First, if all NGOs annual incomes in Uganda are summed up, it can run into trillions of shillings. Yet, the people who gain access to this data are their own self-appointed directors and donors.

Second, unlike private businesses that are financed through hard loans and profit re-investments, much public funding given to NGOs are in grants and donations. But interestingly, businesses have enormous ability to give more money to government through taxes than NGOs - with soft capital.

With fat accounts, NGOs instead want untaxed services in the guise of being not-for-profit entities. To keep the State going and growing, government would rather put their fingers on businesses and not NGOs.

Third, business impacts can easily be felt in the profits and taxes they generate; and the goods and services people need that they offer. NGOs on the other hand, find it difficult to effect large-scale impacts at national or community levels.

Their input-output-outcome chain of change measurement is painfully clumsy to measure and hard to isolate on individual human status.

Worse still, there is great inability to sum up benefits of different NGO interventions across programmes and population sub-groups; and to calculate their combined contribution to national GDP.

Fourth, if you take elections as an example, NGOs have played a smaller role in the organisation and conduct of State polity and elections. They have failed to fill the void left by weak political parties and trade unions.

Because of this, they have lost credibility and become politically inconsequential so much so that the disconnect between political society and civil society is nearly total.

NGOs see no benefit from participating in electoral process while political parties discern no electoral benefit from a disorganised and disoriented civic groups.

Because much public funding is given to NGOs by donors, government needs to regulate their activities to achieve higher standards of performance.

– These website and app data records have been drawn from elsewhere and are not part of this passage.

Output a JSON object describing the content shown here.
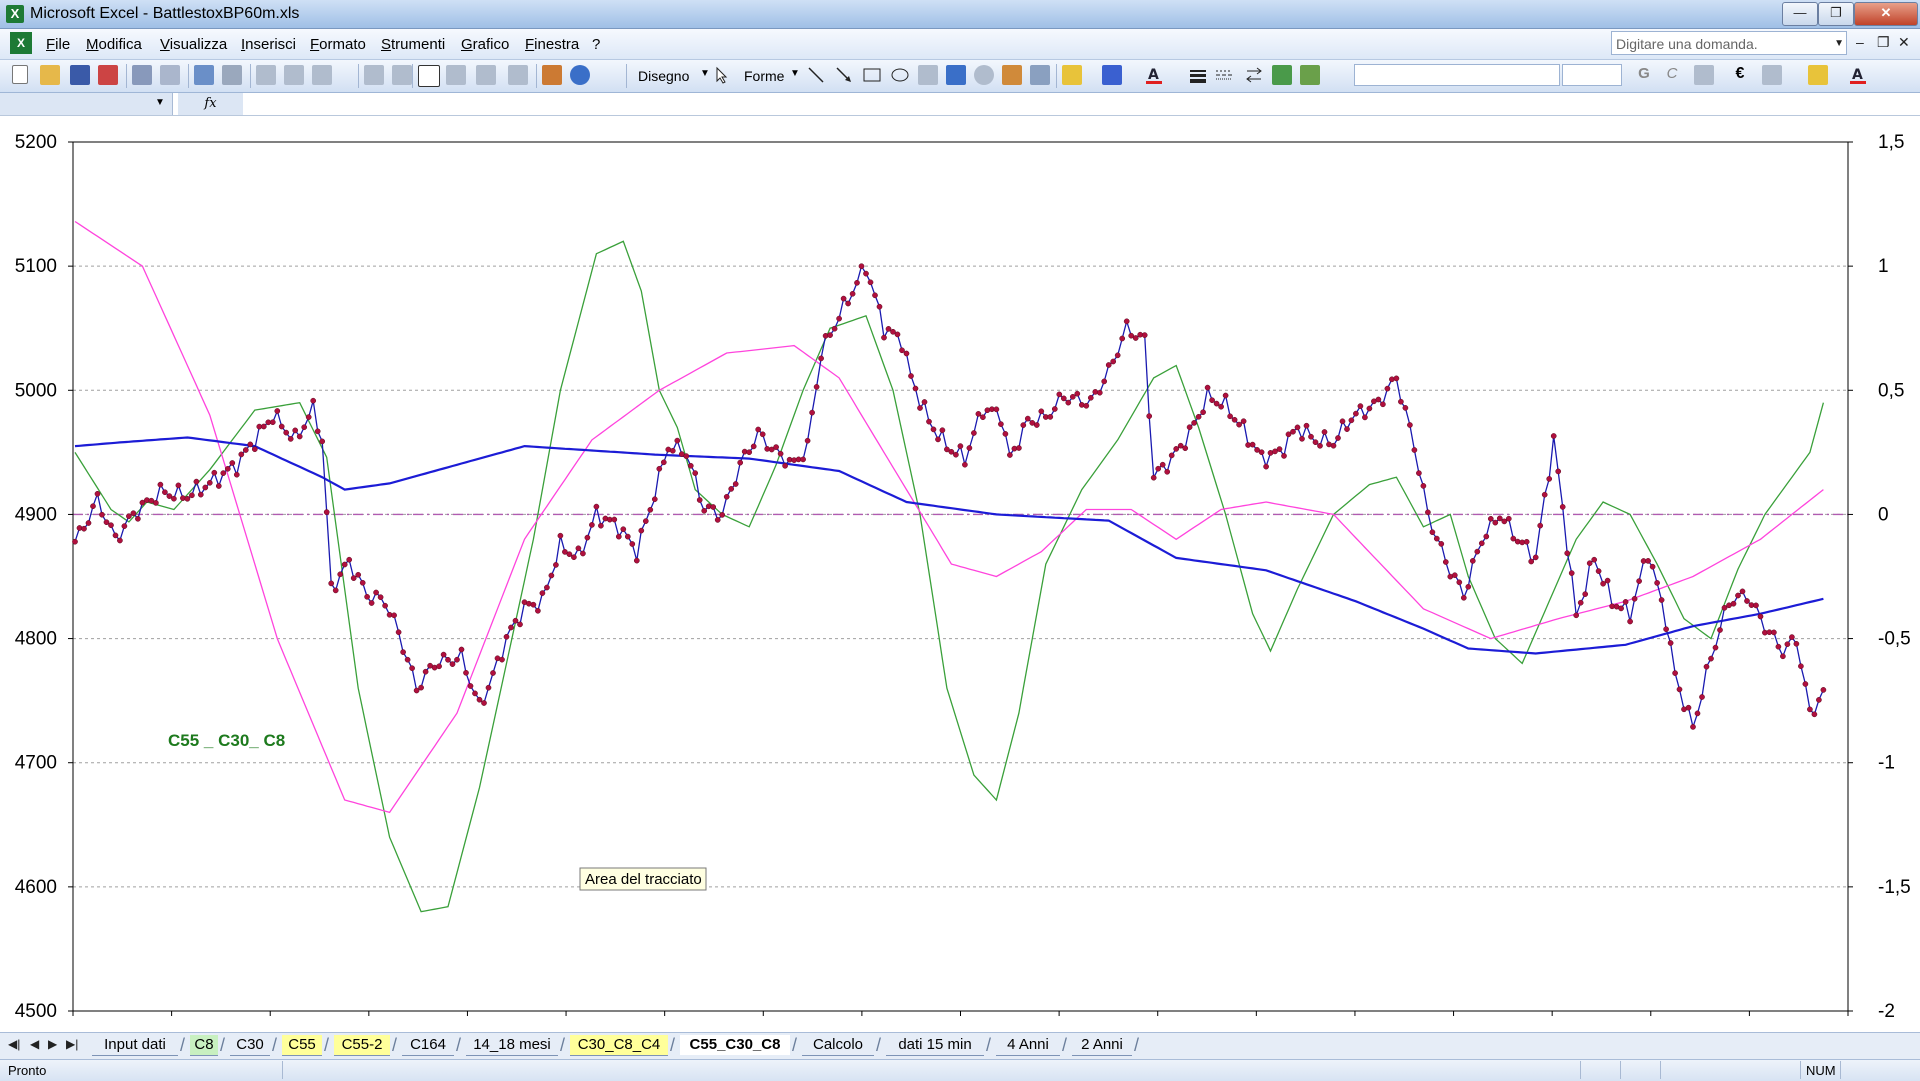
{
  "window": {
    "app_title": "Microsoft Excel - BattlestoxBP60m.xls"
  },
  "menu": {
    "items": [
      "File",
      "Modifica",
      "Visualizza",
      "Inserisci",
      "Formato",
      "Strumenti",
      "Grafico",
      "Finestra",
      "?"
    ],
    "ask_placeholder": "Digitare una domanda."
  },
  "toolbar": {
    "draw_label": "Disegno",
    "shapes_label": "Forme"
  },
  "sheet_tabs": {
    "tabs": [
      {
        "label": "Input dati",
        "color": "none"
      },
      {
        "label": "C8",
        "color": "green"
      },
      {
        "label": "C30",
        "color": "none"
      },
      {
        "label": "C55",
        "color": "yellow"
      },
      {
        "label": "C55-2",
        "color": "yellow"
      },
      {
        "label": "C164",
        "color": "none"
      },
      {
        "label": "14_18 mesi",
        "color": "none"
      },
      {
        "label": "C30_C8_C4",
        "color": "yellow"
      },
      {
        "label": "C55_C30_C8",
        "color": "active"
      },
      {
        "label": "Calcolo",
        "color": "none"
      },
      {
        "label": "dati 15 min",
        "color": "none"
      },
      {
        "label": "4 Anni",
        "color": "none"
      },
      {
        "label": "2 Anni",
        "color": "none"
      }
    ]
  },
  "statusbar": {
    "status": "Pronto",
    "num_indicator": "NUM"
  },
  "chart_data": {
    "type": "line",
    "title": "C55 _ C30_ C8",
    "tooltip": "Area del tracciato",
    "left_axis": {
      "ylim": [
        4500,
        5200
      ],
      "ticks": [
        "5200",
        "5100",
        "5000",
        "4900",
        "4800",
        "4700",
        "4600",
        "4500"
      ]
    },
    "right_axis": {
      "ylim": [
        -2,
        1.5
      ],
      "ticks": [
        "1,5",
        "1",
        "0,5",
        "0",
        "-0,5",
        "-1",
        "-1,5",
        "-2"
      ]
    },
    "x_count": 220,
    "grid": true,
    "colors": {
      "price": "#1a1ab0",
      "price_marker": "#b0103e",
      "c55": "#1c1cd6",
      "c30": "#ff44dd",
      "c8": "#3aa03a",
      "zero": "#b05cb0"
    },
    "series": [
      {
        "axis": "left",
        "role": "price",
        "markers": true,
        "keyframes": [
          [
            0,
            4878
          ],
          [
            2,
            4890
          ],
          [
            5,
            4912
          ],
          [
            9,
            4880
          ],
          [
            13,
            4900
          ],
          [
            19,
            4918
          ],
          [
            25,
            4915
          ],
          [
            30,
            4925
          ],
          [
            36,
            4940
          ],
          [
            40,
            4960
          ],
          [
            44,
            4980
          ],
          [
            49,
            4960
          ],
          [
            53,
            4985
          ],
          [
            55,
            4960
          ],
          [
            57,
            4840
          ],
          [
            61,
            4862
          ],
          [
            65,
            4835
          ],
          [
            69,
            4830
          ],
          [
            72,
            4805
          ],
          [
            76,
            4760
          ],
          [
            80,
            4780
          ],
          [
            86,
            4785
          ],
          [
            90,
            4745
          ],
          [
            93,
            4770
          ],
          [
            96,
            4800
          ],
          [
            100,
            4825
          ],
          [
            104,
            4830
          ],
          [
            108,
            4875
          ],
          [
            112,
            4865
          ],
          [
            116,
            4900
          ],
          [
            121,
            4890
          ],
          [
            125,
            4870
          ],
          [
            128,
            4905
          ],
          [
            132,
            4955
          ],
          [
            136,
            4950
          ],
          [
            140,
            4905
          ],
          [
            144,
            4900
          ],
          [
            148,
            4940
          ],
          [
            152,
            4965
          ],
          [
            156,
            4950
          ],
          [
            160,
            4940
          ],
          [
            163,
            4955
          ],
          [
            166,
            5030
          ],
          [
            170,
            5060
          ],
          [
            176,
            5100
          ],
          [
            180,
            5050
          ],
          [
            184,
            5040
          ],
          [
            186,
            5010
          ],
          [
            190,
            4975
          ],
          [
            194,
            4955
          ],
          [
            198,
            4945
          ],
          [
            202,
            4985
          ],
          [
            206,
            4980
          ],
          [
            208,
            4945
          ],
          [
            212,
            4975
          ],
          [
            216,
            4978
          ],
          [
            220,
            4995
          ],
          [
            226,
            4990
          ],
          [
            230,
            5015
          ],
          [
            234,
            5050
          ],
          [
            238,
            5040
          ],
          [
            240,
            4930
          ],
          [
            244,
            4945
          ],
          [
            248,
            4965
          ],
          [
            252,
            4995
          ],
          [
            256,
            4988
          ],
          [
            260,
            4968
          ],
          [
            264,
            4945
          ],
          [
            268,
            4950
          ],
          [
            272,
            4970
          ],
          [
            276,
            4960
          ],
          [
            280,
            4958
          ],
          [
            284,
            4978
          ],
          [
            290,
            4990
          ],
          [
            294,
            5010
          ],
          [
            298,
            4955
          ],
          [
            301,
            4900
          ],
          [
            305,
            4862
          ],
          [
            309,
            4835
          ],
          [
            313,
            4880
          ],
          [
            317,
            4900
          ],
          [
            321,
            4880
          ],
          [
            325,
            4865
          ],
          [
            329,
            4960
          ],
          [
            331,
            4905
          ],
          [
            334,
            4818
          ],
          [
            338,
            4865
          ],
          [
            342,
            4830
          ],
          [
            346,
            4820
          ],
          [
            350,
            4870
          ],
          [
            354,
            4815
          ],
          [
            356,
            4770
          ],
          [
            360,
            4728
          ],
          [
            364,
            4785
          ],
          [
            368,
            4830
          ],
          [
            372,
            4835
          ],
          [
            376,
            4810
          ],
          [
            380,
            4790
          ],
          [
            383,
            4800
          ],
          [
            386,
            4740
          ],
          [
            389,
            4755
          ]
        ]
      },
      {
        "axis": "left",
        "role": "c55",
        "keyframes": [
          [
            0,
            4955
          ],
          [
            10,
            4958
          ],
          [
            25,
            4962
          ],
          [
            40,
            4955
          ],
          [
            55,
            4930
          ],
          [
            60,
            4920
          ],
          [
            70,
            4925
          ],
          [
            90,
            4945
          ],
          [
            100,
            4955
          ],
          [
            130,
            4948
          ],
          [
            150,
            4945
          ],
          [
            170,
            4935
          ],
          [
            185,
            4910
          ],
          [
            205,
            4900
          ],
          [
            230,
            4895
          ],
          [
            245,
            4865
          ],
          [
            265,
            4855
          ],
          [
            285,
            4830
          ],
          [
            300,
            4808
          ],
          [
            310,
            4792
          ],
          [
            325,
            4788
          ],
          [
            345,
            4795
          ],
          [
            360,
            4810
          ],
          [
            375,
            4820
          ],
          [
            389,
            4832
          ]
        ]
      },
      {
        "axis": "right",
        "role": "c30",
        "keyframes": [
          [
            0,
            1.18
          ],
          [
            15,
            1
          ],
          [
            30,
            0.4
          ],
          [
            45,
            -0.5
          ],
          [
            60,
            -1.15
          ],
          [
            70,
            -1.2
          ],
          [
            85,
            -0.8
          ],
          [
            100,
            -0.1
          ],
          [
            115,
            0.3
          ],
          [
            130,
            0.5
          ],
          [
            145,
            0.65
          ],
          [
            160,
            0.68
          ],
          [
            170,
            0.55
          ],
          [
            185,
            0.1
          ],
          [
            195,
            -0.2
          ],
          [
            205,
            -0.25
          ],
          [
            215,
            -0.15
          ],
          [
            225,
            0.02
          ],
          [
            235,
            0.02
          ],
          [
            245,
            -0.1
          ],
          [
            255,
            0.02
          ],
          [
            265,
            0.05
          ],
          [
            280,
            0.0
          ],
          [
            300,
            -0.38
          ],
          [
            315,
            -0.5
          ],
          [
            330,
            -0.42
          ],
          [
            345,
            -0.35
          ],
          [
            360,
            -0.25
          ],
          [
            375,
            -0.1
          ],
          [
            389,
            0.1
          ]
        ]
      },
      {
        "axis": "right",
        "role": "c8",
        "keyframes": [
          [
            0,
            0.25
          ],
          [
            8,
            0.02
          ],
          [
            12,
            -0.03
          ],
          [
            16,
            0.05
          ],
          [
            22,
            0.02
          ],
          [
            30,
            0.18
          ],
          [
            40,
            0.42
          ],
          [
            50,
            0.45
          ],
          [
            56,
            0.23
          ],
          [
            63,
            -0.7
          ],
          [
            70,
            -1.3
          ],
          [
            77,
            -1.6
          ],
          [
            83,
            -1.58
          ],
          [
            90,
            -1.1
          ],
          [
            96,
            -0.6
          ],
          [
            102,
            -0.1
          ],
          [
            108,
            0.5
          ],
          [
            116,
            1.05
          ],
          [
            122,
            1.1
          ],
          [
            126,
            0.9
          ],
          [
            130,
            0.5
          ],
          [
            134,
            0.35
          ],
          [
            138,
            0.1
          ],
          [
            144,
            0.0
          ],
          [
            150,
            -0.05
          ],
          [
            156,
            0.2
          ],
          [
            162,
            0.5
          ],
          [
            168,
            0.75
          ],
          [
            176,
            0.8
          ],
          [
            182,
            0.5
          ],
          [
            188,
            0.0
          ],
          [
            194,
            -0.7
          ],
          [
            200,
            -1.05
          ],
          [
            205,
            -1.15
          ],
          [
            210,
            -0.8
          ],
          [
            216,
            -0.2
          ],
          [
            224,
            0.1
          ],
          [
            232,
            0.3
          ],
          [
            240,
            0.55
          ],
          [
            245,
            0.6
          ],
          [
            250,
            0.35
          ],
          [
            256,
            0.0
          ],
          [
            262,
            -0.4
          ],
          [
            266,
            -0.55
          ],
          [
            272,
            -0.3
          ],
          [
            280,
            0.0
          ],
          [
            288,
            0.12
          ],
          [
            294,
            0.15
          ],
          [
            300,
            -0.05
          ],
          [
            306,
            0.0
          ],
          [
            310,
            -0.25
          ],
          [
            316,
            -0.5
          ],
          [
            322,
            -0.6
          ],
          [
            328,
            -0.35
          ],
          [
            334,
            -0.1
          ],
          [
            340,
            0.05
          ],
          [
            346,
            0.0
          ],
          [
            352,
            -0.2
          ],
          [
            358,
            -0.42
          ],
          [
            364,
            -0.5
          ],
          [
            370,
            -0.22
          ],
          [
            376,
            0.0
          ],
          [
            382,
            0.15
          ],
          [
            386,
            0.25
          ],
          [
            389,
            0.45
          ]
        ]
      }
    ]
  }
}
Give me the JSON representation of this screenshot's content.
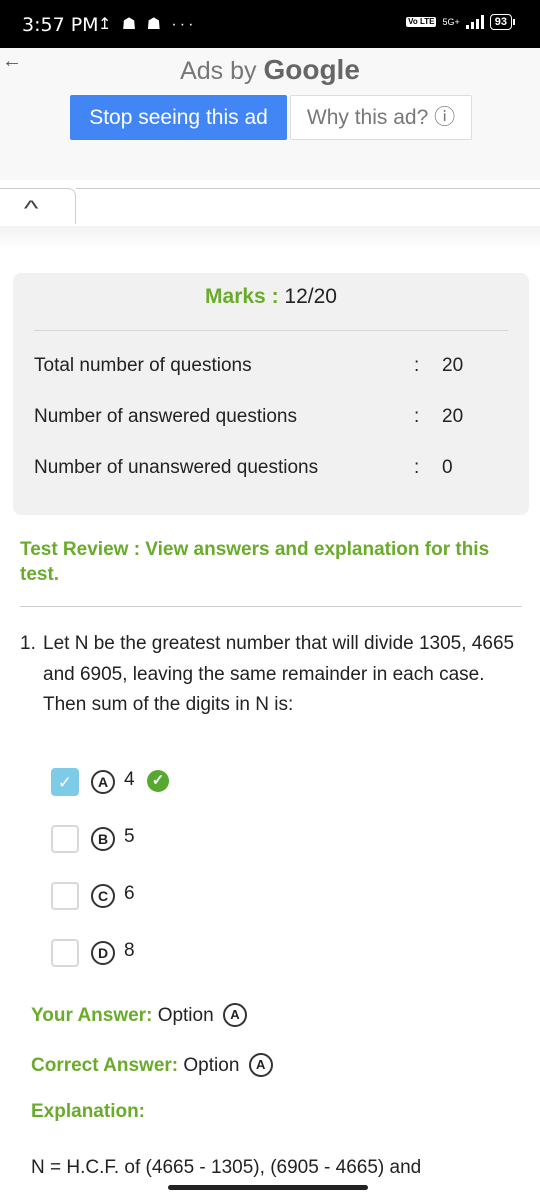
{
  "status_bar": {
    "time": "3:57 PM",
    "notif_icons": "↥ ☗ ☗ ···",
    "volte": "Vo LTE",
    "network": "5G+",
    "battery": "93"
  },
  "ad": {
    "ads_by": "Ads by",
    "google": "Google",
    "stop_button": "Stop seeing this ad",
    "why_button": "Why this ad? ⓘ"
  },
  "marks": {
    "label": "Marks :",
    "value": "12/20",
    "rows": [
      {
        "label": "Total number of questions",
        "colon": ":",
        "value": "20"
      },
      {
        "label": "Number of answered questions",
        "colon": ":",
        "value": "20"
      },
      {
        "label": "Number of unanswered questions",
        "colon": ":",
        "value": "0"
      }
    ]
  },
  "review": {
    "title": "Test Review : View answers and explanation for this test."
  },
  "question": {
    "number": "1.",
    "text": "Let N be the greatest number that will divide 1305, 4665 and 6905, leaving the same remainder in each case. Then sum of the digits in N is:",
    "options": [
      {
        "letter": "A",
        "value": "4"
      },
      {
        "letter": "B",
        "value": "5"
      },
      {
        "letter": "C",
        "value": "6"
      },
      {
        "letter": "D",
        "value": "8"
      }
    ],
    "your_answer_label": "Your Answer:",
    "your_answer_text": "Option",
    "your_answer_letter": "A",
    "correct_answer_label": "Correct Answer:",
    "correct_answer_text": "Option",
    "correct_answer_letter": "A",
    "explanation_label": "Explanation:",
    "explanation_text": "N = H.C.F. of (4665 - 1305), (6905 - 4665) and"
  },
  "colors": {
    "accent_green": "#6aab2b",
    "ad_blue": "#4285f4",
    "checkbox_checked": "#7ecbe7"
  }
}
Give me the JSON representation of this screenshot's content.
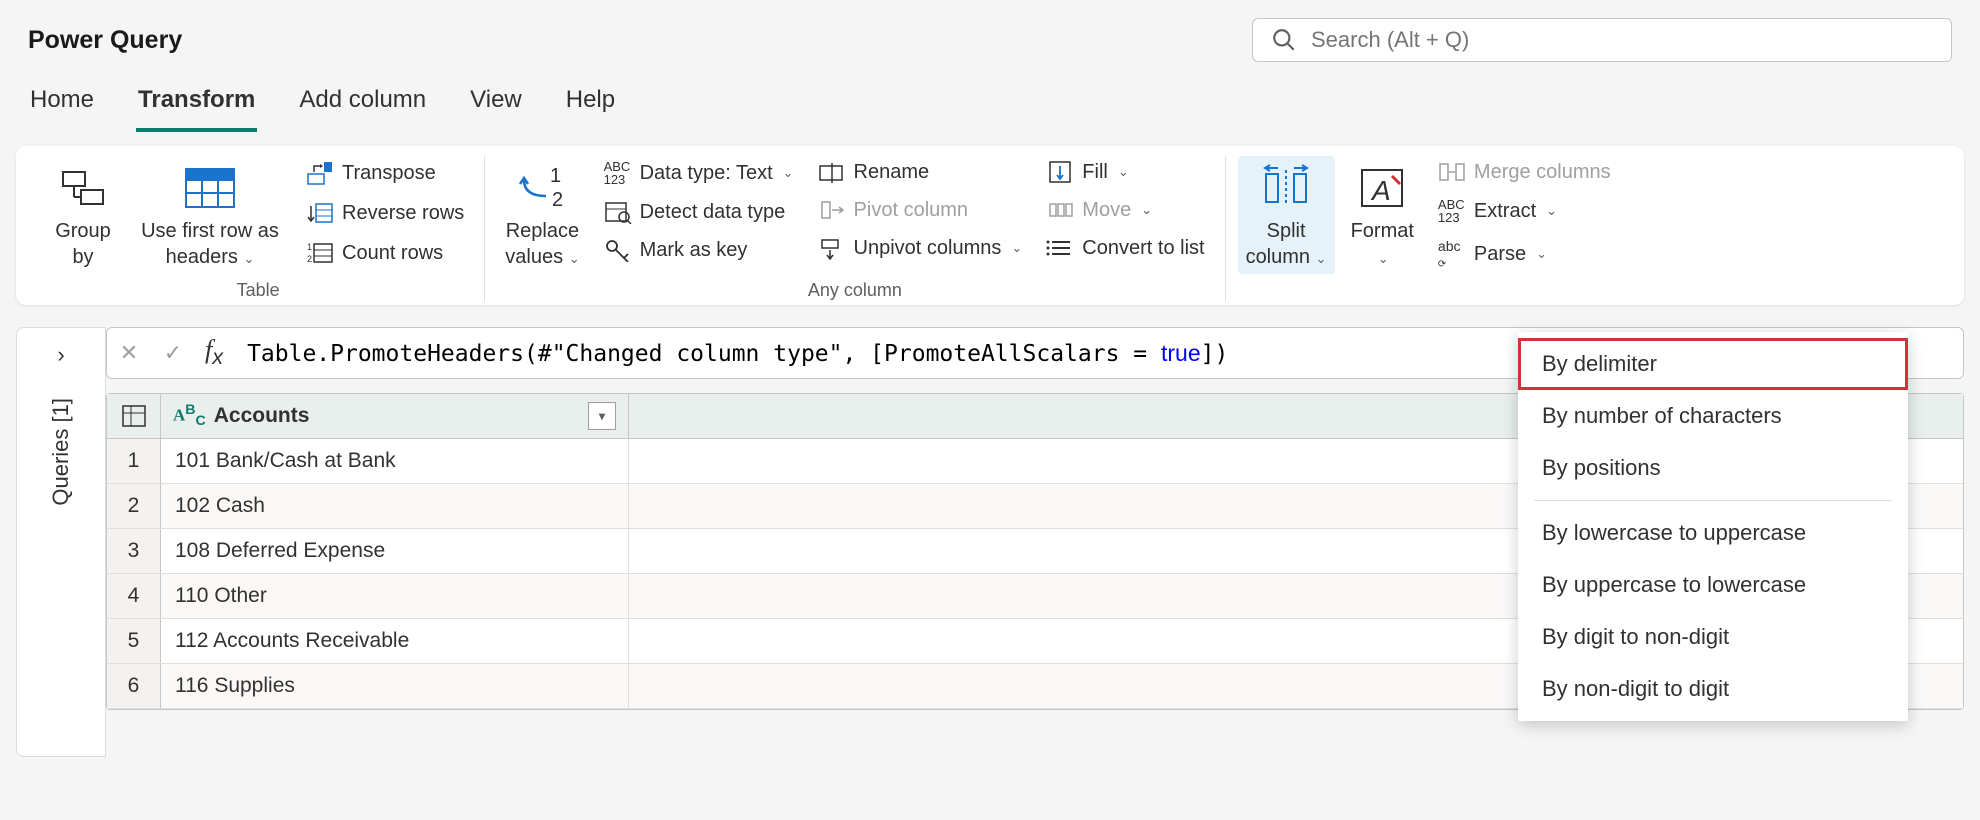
{
  "app_title": "Power Query",
  "search": {
    "placeholder": "Search (Alt + Q)"
  },
  "tabs": [
    "Home",
    "Transform",
    "Add column",
    "View",
    "Help"
  ],
  "active_tab": "Transform",
  "ribbon": {
    "table_group": {
      "label": "Table",
      "group_by": "Group\nby",
      "use_first_row": "Use first row as\nheaders",
      "transpose": "Transpose",
      "reverse_rows": "Reverse rows",
      "count_rows": "Count rows"
    },
    "any_column_group": {
      "label": "Any column",
      "replace_values": "Replace\nvalues",
      "data_type": "Data type: Text",
      "detect_data_type": "Detect data type",
      "mark_as_key": "Mark as key",
      "rename": "Rename",
      "pivot_column": "Pivot column",
      "unpivot_columns": "Unpivot columns",
      "fill": "Fill",
      "move": "Move",
      "convert_to_list": "Convert to list"
    },
    "text_group": {
      "split_column": "Split\ncolumn",
      "format": "Format",
      "merge_columns": "Merge columns",
      "extract": "Extract",
      "parse": "Parse"
    }
  },
  "split_menu": {
    "by_delimiter": "By delimiter",
    "by_number_chars": "By number of characters",
    "by_positions": "By positions",
    "by_lower_upper": "By lowercase to uppercase",
    "by_upper_lower": "By uppercase to lowercase",
    "by_digit_nondigit": "By digit to non-digit",
    "by_nondigit_digit": "By non-digit to digit"
  },
  "queries_panel": {
    "label": "Queries [1]"
  },
  "formula": "Table.PromoteHeaders(#\"Changed column type\", [PromoteAllScalars = true])",
  "grid": {
    "header_type_prefix": "ABC",
    "column": "Accounts",
    "rows": [
      "101 Bank/Cash at Bank",
      "102 Cash",
      "108 Deferred Expense",
      "110 Other",
      "112 Accounts Receivable",
      "116 Supplies"
    ]
  }
}
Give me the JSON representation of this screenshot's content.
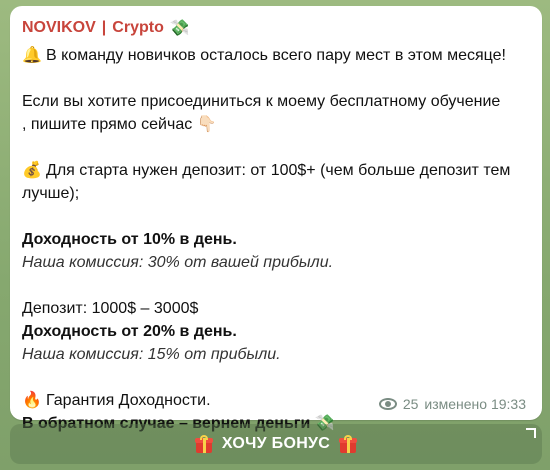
{
  "message": {
    "channel": "NOVIKOV",
    "separator": "|",
    "channel_suffix": "Crypto",
    "header_icon": "money-with-wings",
    "lines": {
      "l1_icon": "bell",
      "l1": "В команду новичков осталось всего пару мест в этом месяце!",
      "l2": "Если вы хотите присоединиться к моему бесплатному обучение",
      "l3": ", пишите прямо сейчас",
      "l3_icon": "pointing-down-hand",
      "l4_icon": "money-bag",
      "l4": "Для старта нужен депозит: от 100$+ (чем больше депозит тем",
      "l5": "лучше);",
      "l6": "Доходность от 10% в день.",
      "l7": "Наша комиссия: 30% от вашей прибыли.",
      "l8": "Депозит: 1000$ – 3000$",
      "l9": "Доходность от 20% в день.",
      "l10": "Наша комиссия: 15% от прибыли.",
      "l11_icon": "fire",
      "l11": "Гарантия Доходности.",
      "l12": "В обратном случае – вернем деньги",
      "l12_icon": "money-with-wings"
    },
    "meta": {
      "views": "25",
      "edited": "изменено 19:33"
    }
  },
  "bonus_button": {
    "label": "ХОЧУ БОНУС",
    "left_icon": "gift",
    "right_icon": "gift"
  }
}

Without any strong law, NGOs are only a pass-through for donor resources operating under the watch and reporting controls of their own directors and set regulations.